--- GIVEN RECORDS Enclosed Below ---

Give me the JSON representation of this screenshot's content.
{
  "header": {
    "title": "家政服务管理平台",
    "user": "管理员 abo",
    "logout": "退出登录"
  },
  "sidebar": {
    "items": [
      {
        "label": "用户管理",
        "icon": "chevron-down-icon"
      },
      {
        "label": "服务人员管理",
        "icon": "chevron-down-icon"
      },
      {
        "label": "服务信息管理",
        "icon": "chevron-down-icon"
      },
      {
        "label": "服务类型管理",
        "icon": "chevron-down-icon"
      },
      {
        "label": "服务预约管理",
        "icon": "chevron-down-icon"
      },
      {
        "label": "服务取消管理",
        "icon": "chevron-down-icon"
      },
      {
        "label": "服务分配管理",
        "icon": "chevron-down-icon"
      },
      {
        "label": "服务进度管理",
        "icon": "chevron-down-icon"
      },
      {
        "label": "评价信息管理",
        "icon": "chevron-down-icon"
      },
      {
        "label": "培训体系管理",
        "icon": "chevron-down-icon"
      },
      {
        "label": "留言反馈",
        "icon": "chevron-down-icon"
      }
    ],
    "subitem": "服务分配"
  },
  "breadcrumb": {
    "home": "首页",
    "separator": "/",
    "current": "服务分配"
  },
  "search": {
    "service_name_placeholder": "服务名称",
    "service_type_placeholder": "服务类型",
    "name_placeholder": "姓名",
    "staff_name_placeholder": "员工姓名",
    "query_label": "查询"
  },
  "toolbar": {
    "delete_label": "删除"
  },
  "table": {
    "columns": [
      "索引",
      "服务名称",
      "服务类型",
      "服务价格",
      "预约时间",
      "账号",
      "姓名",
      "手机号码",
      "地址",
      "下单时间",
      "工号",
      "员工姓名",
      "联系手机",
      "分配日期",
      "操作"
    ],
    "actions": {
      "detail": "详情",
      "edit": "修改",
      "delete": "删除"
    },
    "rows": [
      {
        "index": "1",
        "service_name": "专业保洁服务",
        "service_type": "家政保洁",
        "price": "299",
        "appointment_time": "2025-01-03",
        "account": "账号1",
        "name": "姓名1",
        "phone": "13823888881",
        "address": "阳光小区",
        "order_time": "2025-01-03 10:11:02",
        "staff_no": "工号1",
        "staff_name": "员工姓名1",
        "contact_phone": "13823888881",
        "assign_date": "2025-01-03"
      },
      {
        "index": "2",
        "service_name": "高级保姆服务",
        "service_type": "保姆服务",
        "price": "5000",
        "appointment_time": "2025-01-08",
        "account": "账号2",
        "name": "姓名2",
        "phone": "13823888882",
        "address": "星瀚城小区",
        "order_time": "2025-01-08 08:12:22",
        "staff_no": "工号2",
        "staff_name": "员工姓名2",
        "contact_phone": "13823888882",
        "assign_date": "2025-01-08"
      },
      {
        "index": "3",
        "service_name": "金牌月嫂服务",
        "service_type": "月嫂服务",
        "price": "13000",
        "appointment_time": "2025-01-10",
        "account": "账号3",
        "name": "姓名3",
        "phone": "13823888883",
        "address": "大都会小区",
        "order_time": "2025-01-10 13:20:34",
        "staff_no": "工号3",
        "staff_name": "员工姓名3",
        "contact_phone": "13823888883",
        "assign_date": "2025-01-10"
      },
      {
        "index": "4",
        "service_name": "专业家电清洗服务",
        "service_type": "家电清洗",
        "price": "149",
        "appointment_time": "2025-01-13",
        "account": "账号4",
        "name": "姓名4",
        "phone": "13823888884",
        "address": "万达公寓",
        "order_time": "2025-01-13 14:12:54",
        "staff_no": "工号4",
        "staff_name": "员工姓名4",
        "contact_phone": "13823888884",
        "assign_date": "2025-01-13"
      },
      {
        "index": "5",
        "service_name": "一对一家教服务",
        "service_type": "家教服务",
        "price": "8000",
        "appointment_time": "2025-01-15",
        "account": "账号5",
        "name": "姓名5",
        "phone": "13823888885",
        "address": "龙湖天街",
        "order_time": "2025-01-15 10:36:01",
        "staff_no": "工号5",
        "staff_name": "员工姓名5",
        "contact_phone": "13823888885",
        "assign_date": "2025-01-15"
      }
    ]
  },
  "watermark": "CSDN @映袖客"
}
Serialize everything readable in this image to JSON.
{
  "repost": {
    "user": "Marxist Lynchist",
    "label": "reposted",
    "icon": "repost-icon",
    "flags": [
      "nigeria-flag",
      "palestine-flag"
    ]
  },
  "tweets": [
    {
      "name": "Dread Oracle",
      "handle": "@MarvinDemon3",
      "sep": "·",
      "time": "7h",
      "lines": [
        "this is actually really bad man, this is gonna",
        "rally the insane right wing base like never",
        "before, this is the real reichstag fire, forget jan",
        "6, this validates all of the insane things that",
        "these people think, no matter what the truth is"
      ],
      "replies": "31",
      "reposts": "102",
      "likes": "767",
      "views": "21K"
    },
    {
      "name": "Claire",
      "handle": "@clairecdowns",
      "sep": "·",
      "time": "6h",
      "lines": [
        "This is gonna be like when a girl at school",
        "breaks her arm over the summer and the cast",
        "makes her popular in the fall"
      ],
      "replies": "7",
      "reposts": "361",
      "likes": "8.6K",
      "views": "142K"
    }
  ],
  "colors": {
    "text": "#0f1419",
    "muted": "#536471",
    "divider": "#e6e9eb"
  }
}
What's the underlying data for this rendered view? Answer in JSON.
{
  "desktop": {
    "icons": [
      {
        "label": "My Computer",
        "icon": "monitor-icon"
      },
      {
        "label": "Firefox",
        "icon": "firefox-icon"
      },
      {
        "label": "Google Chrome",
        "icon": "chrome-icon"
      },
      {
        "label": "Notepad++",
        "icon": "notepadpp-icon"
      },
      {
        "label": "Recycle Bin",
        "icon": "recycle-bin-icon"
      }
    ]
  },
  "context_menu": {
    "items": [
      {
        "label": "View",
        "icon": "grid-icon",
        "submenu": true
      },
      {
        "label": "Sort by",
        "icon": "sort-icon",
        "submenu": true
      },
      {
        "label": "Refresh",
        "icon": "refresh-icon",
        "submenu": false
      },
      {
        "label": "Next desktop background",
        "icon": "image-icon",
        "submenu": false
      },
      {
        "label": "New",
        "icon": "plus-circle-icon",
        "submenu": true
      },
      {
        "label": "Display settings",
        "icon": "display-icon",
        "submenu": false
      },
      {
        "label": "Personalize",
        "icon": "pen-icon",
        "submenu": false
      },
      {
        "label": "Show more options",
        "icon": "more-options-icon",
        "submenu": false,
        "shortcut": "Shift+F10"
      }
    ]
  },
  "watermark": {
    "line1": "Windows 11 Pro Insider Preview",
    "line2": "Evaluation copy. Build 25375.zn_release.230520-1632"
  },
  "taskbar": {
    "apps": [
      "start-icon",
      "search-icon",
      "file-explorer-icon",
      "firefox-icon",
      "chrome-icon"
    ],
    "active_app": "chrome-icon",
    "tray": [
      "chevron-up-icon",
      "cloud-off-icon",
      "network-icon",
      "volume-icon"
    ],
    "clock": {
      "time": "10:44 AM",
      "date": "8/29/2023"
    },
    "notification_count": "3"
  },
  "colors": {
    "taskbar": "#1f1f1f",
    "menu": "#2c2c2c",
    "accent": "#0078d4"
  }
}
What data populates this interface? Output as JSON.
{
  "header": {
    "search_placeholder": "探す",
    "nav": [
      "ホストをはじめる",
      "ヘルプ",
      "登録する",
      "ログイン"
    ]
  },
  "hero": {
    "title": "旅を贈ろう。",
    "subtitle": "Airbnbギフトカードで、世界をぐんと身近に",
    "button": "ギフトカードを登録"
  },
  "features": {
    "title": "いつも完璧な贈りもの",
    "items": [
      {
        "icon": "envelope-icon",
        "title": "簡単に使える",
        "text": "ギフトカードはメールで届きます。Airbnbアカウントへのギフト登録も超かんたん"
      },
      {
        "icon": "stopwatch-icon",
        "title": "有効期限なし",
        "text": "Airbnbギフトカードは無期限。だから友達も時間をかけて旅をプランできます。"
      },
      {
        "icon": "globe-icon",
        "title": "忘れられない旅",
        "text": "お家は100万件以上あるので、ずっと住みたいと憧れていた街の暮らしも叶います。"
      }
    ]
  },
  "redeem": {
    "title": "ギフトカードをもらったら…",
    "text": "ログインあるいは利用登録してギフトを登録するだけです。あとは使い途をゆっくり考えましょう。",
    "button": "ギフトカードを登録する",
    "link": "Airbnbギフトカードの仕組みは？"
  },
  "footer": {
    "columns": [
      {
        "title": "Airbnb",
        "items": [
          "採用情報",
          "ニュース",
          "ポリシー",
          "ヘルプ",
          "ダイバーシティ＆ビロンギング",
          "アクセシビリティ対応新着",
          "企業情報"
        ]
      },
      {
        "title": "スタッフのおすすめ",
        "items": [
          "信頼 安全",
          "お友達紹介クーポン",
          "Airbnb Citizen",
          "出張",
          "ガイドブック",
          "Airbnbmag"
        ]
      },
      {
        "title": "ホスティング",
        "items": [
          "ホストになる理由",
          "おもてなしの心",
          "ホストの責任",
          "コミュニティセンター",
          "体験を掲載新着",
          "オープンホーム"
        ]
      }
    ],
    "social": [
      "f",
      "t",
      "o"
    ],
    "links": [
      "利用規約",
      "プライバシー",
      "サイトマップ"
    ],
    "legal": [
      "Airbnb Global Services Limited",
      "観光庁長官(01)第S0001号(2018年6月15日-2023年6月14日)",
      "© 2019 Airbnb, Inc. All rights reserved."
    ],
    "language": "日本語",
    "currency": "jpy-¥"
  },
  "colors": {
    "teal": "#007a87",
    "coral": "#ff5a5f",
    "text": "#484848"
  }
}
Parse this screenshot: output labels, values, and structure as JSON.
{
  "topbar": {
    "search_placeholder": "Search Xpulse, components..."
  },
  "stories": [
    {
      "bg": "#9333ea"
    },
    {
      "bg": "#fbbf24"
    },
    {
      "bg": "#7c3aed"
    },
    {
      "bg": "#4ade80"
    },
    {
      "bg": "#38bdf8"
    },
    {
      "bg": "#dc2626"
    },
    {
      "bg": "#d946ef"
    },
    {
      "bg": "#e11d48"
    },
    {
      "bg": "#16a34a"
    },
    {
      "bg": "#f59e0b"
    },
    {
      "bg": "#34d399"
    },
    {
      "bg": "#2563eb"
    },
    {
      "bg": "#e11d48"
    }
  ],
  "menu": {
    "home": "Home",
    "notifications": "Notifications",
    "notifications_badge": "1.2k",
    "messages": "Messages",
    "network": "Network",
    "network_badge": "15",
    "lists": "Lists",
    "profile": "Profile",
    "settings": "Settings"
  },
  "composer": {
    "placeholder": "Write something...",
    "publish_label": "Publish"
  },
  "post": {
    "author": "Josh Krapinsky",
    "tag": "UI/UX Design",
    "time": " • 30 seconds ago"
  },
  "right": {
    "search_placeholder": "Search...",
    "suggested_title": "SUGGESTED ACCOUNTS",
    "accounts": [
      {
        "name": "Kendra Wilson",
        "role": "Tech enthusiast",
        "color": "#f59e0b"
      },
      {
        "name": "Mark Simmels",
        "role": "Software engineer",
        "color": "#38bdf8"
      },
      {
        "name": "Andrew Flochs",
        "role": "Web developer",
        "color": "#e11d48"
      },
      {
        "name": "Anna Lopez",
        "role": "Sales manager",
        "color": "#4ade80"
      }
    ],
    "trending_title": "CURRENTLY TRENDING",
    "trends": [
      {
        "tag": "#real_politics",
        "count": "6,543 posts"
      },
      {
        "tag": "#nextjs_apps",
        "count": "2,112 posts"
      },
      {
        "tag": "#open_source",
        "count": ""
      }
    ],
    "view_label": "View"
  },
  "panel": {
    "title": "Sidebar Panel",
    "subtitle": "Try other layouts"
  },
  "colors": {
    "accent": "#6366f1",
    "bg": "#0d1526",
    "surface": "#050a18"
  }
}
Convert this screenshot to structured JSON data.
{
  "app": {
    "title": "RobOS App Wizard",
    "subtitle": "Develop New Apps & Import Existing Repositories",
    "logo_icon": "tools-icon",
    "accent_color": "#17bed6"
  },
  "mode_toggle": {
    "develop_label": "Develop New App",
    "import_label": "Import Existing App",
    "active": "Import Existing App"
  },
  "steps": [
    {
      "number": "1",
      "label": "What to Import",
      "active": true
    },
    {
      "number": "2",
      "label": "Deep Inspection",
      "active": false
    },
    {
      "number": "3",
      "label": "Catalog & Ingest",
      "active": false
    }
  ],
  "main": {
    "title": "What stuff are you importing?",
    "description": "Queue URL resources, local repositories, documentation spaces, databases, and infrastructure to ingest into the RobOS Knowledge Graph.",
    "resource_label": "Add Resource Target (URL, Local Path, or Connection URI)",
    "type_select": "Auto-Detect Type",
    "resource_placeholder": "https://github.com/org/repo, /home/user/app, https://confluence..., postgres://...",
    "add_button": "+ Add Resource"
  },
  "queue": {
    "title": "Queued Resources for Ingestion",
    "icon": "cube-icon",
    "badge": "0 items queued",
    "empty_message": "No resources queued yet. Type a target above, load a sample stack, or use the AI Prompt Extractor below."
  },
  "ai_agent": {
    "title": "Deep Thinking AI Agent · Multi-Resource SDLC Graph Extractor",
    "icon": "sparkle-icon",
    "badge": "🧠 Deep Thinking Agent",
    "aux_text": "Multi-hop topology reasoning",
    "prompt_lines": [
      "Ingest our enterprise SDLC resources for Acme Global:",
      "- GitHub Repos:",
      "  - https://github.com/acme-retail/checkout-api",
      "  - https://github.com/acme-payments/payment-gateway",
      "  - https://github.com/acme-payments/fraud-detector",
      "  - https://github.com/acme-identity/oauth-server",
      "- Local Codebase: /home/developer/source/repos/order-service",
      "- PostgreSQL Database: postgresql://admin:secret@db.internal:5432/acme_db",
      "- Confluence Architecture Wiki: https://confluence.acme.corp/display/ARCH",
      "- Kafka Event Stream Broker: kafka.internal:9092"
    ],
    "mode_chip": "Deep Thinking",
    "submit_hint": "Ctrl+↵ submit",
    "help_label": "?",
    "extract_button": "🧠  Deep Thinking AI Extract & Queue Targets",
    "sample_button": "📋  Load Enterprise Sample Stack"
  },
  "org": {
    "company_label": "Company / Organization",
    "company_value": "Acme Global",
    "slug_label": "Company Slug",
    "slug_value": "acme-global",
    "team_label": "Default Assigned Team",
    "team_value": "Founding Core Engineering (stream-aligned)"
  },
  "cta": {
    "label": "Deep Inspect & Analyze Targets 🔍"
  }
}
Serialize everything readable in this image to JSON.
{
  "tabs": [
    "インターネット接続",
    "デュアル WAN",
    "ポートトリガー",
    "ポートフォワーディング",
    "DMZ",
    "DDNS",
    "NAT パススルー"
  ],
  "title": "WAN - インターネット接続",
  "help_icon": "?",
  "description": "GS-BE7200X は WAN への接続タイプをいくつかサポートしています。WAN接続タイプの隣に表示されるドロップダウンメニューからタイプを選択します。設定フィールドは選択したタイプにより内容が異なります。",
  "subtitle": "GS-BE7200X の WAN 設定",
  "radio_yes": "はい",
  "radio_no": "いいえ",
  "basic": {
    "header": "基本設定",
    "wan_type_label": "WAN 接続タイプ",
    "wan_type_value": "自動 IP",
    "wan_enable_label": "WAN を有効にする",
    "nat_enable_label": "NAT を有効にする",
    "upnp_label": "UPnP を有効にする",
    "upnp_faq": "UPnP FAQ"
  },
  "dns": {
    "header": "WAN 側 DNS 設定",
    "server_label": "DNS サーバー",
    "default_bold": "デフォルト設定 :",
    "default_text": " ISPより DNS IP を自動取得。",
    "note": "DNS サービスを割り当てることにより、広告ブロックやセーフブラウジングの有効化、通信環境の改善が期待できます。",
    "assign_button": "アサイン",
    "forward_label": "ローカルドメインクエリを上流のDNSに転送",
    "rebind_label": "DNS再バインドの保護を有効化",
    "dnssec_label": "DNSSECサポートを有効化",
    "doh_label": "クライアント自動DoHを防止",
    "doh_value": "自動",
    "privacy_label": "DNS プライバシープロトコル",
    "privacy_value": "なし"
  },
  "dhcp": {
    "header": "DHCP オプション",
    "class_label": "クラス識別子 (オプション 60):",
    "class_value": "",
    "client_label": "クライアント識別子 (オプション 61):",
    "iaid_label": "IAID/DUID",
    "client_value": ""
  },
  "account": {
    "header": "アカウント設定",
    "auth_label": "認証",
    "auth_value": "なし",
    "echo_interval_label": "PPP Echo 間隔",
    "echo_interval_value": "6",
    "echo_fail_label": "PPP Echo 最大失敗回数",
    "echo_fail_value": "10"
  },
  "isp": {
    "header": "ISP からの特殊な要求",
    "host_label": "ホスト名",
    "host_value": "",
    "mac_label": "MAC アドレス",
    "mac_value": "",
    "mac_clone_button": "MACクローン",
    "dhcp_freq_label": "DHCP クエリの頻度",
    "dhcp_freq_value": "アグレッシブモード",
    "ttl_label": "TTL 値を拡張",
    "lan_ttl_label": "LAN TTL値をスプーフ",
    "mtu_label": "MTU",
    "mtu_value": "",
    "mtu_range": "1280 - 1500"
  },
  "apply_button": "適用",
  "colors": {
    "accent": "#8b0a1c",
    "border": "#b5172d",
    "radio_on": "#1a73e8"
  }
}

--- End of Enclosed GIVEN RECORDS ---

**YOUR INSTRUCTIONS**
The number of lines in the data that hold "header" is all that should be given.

**REPLY TO THE EXERCISE**
7